::: Material supplied

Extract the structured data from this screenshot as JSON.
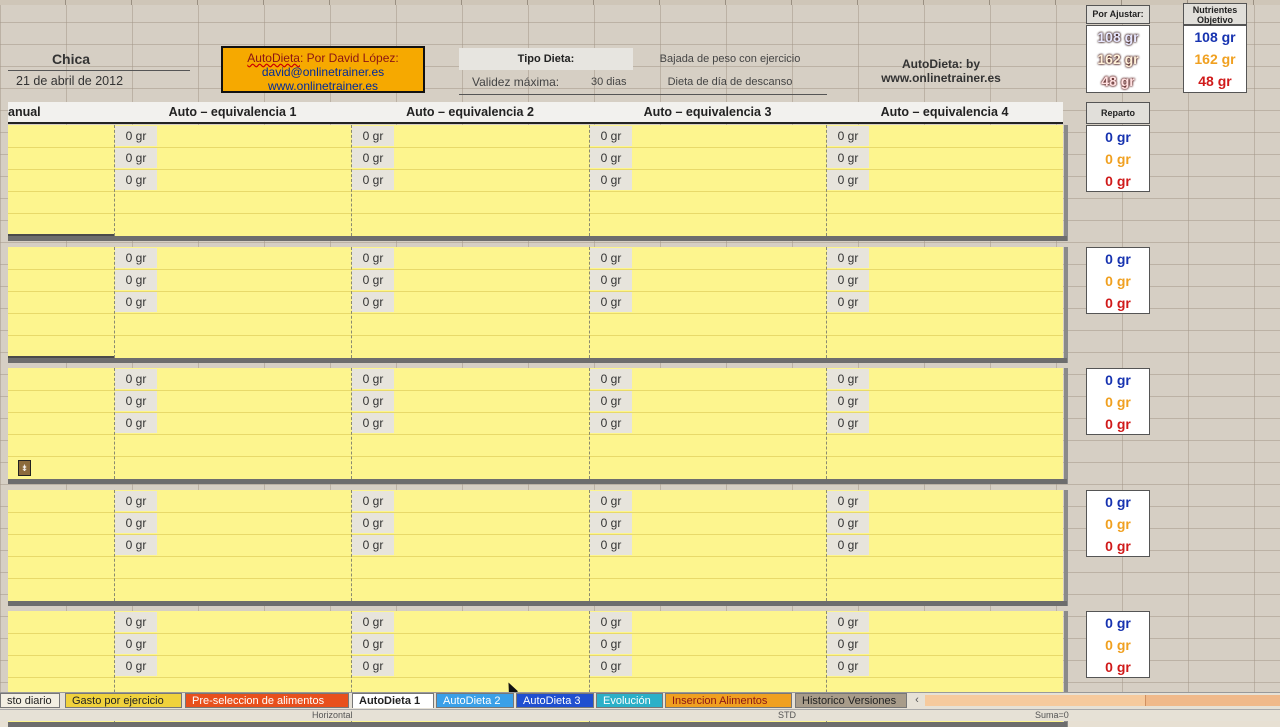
{
  "header": {
    "title": "Chica",
    "date": "21 de abril de 2012",
    "autodieta_box": {
      "line1_prefix": "AutoDieta",
      "line1_suffix": ": Por David López:",
      "email": "david@onlinetrainer.es",
      "web": "www.onlinetrainer.es"
    },
    "tipo_dieta_label": "Tipo Dieta:",
    "tipo_dieta_value": "Bajada de peso con ejercicio",
    "validez_label": "Validez máxima:",
    "validez_value": "30 dias",
    "dieta_dia": "Dieta de día de descanso",
    "brand_line1": "AutoDieta: by",
    "brand_line2": "www.onlinetrainer.es"
  },
  "por_ajustar": {
    "label": "Por Ajustar:",
    "values": [
      "108 gr",
      "162 gr",
      "48 gr"
    ]
  },
  "nutrientes": {
    "label_line1": "Nutrientes",
    "label_line2": "Objetivo",
    "values": [
      "108 gr",
      "162 gr",
      "48 gr"
    ]
  },
  "reparto": {
    "label": "Reparto"
  },
  "table": {
    "headers": [
      "anual",
      "Auto – equivalencia 1",
      "Auto – equivalencia 2",
      "Auto – equivalencia 3",
      "Auto – equivalencia 4"
    ],
    "cell_value": "0 gr",
    "blocks": [
      {
        "reparto": [
          "0 gr",
          "0 gr",
          "0 gr"
        ]
      },
      {
        "reparto": [
          "0 gr",
          "0 gr",
          "0 gr"
        ]
      },
      {
        "reparto": [
          "0 gr",
          "0 gr",
          "0 gr"
        ]
      },
      {
        "reparto": [
          "0 gr",
          "0 gr",
          "0 gr"
        ]
      },
      {
        "reparto": [
          "0 gr",
          "0 gr",
          "0 gr"
        ]
      }
    ]
  },
  "tabs": [
    {
      "label": "sto diario",
      "color": "#f3efe2"
    },
    {
      "label": "Gasto por ejercicio",
      "color": "#f0d23c"
    },
    {
      "label": "Pre-seleccion de alimentos",
      "color": "#e8501c"
    },
    {
      "label": "AutoDieta 1",
      "color": "#ffffff"
    },
    {
      "label": "AutoDieta 2",
      "color": "#3aa0e8"
    },
    {
      "label": "AutoDieta 3",
      "color": "#1f4fd0"
    },
    {
      "label": "Evolución",
      "color": "#2bb0c8"
    },
    {
      "label": "Insercion Alimentos",
      "color": "#f0a020"
    },
    {
      "label": "Historico Versiones",
      "color": "#a89c8a"
    }
  ],
  "status": {
    "left": "Horizontal",
    "std": "STD",
    "sum": "Suma=0"
  }
}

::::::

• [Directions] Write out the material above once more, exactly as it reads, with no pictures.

• [Task solution]
Extract the structured data from this screenshot as JSON.
{
  "header": {
    "title": "Chica",
    "date": "21 de abril de 2012",
    "autodieta_box": {
      "line1_prefix": "AutoDieta",
      "line1_suffix": ": Por David López:",
      "email": "david@onlinetrainer.es",
      "web": "www.onlinetrainer.es"
    },
    "tipo_dieta_label": "Tipo Dieta:",
    "tipo_dieta_value": "Bajada de peso con ejercicio",
    "validez_label": "Validez máxima:",
    "validez_value": "30 dias",
    "dieta_dia": "Dieta de día de descanso",
    "brand_line1": "AutoDieta: by",
    "brand_line2": "www.onlinetrainer.es"
  },
  "por_ajustar": {
    "label": "Por Ajustar:",
    "values": [
      "108 gr",
      "162 gr",
      "48 gr"
    ]
  },
  "nutrientes": {
    "label_line1": "Nutrientes",
    "label_line2": "Objetivo",
    "values": [
      "108 gr",
      "162 gr",
      "48 gr"
    ]
  },
  "reparto": {
    "label": "Reparto"
  },
  "table": {
    "headers": [
      "anual",
      "Auto – equivalencia 1",
      "Auto – equivalencia 2",
      "Auto – equivalencia 3",
      "Auto – equivalencia 4"
    ],
    "cell_value": "0 gr",
    "blocks": [
      {
        "reparto": [
          "0 gr",
          "0 gr",
          "0 gr"
        ]
      },
      {
        "reparto": [
          "0 gr",
          "0 gr",
          "0 gr"
        ]
      },
      {
        "reparto": [
          "0 gr",
          "0 gr",
          "0 gr"
        ]
      },
      {
        "reparto": [
          "0 gr",
          "0 gr",
          "0 gr"
        ]
      },
      {
        "reparto": [
          "0 gr",
          "0 gr",
          "0 gr"
        ]
      }
    ]
  },
  "tabs": [
    {
      "label": "sto diario",
      "color": "#f3efe2"
    },
    {
      "label": "Gasto por ejercicio",
      "color": "#f0d23c"
    },
    {
      "label": "Pre-seleccion de alimentos",
      "color": "#e8501c"
    },
    {
      "label": "AutoDieta 1",
      "color": "#ffffff"
    },
    {
      "label": "AutoDieta 2",
      "color": "#3aa0e8"
    },
    {
      "label": "AutoDieta 3",
      "color": "#1f4fd0"
    },
    {
      "label": "Evolución",
      "color": "#2bb0c8"
    },
    {
      "label": "Insercion Alimentos",
      "color": "#f0a020"
    },
    {
      "label": "Historico Versiones",
      "color": "#a89c8a"
    }
  ],
  "status": {
    "left": "Horizontal",
    "std": "STD",
    "sum": "Suma=0"
  }
}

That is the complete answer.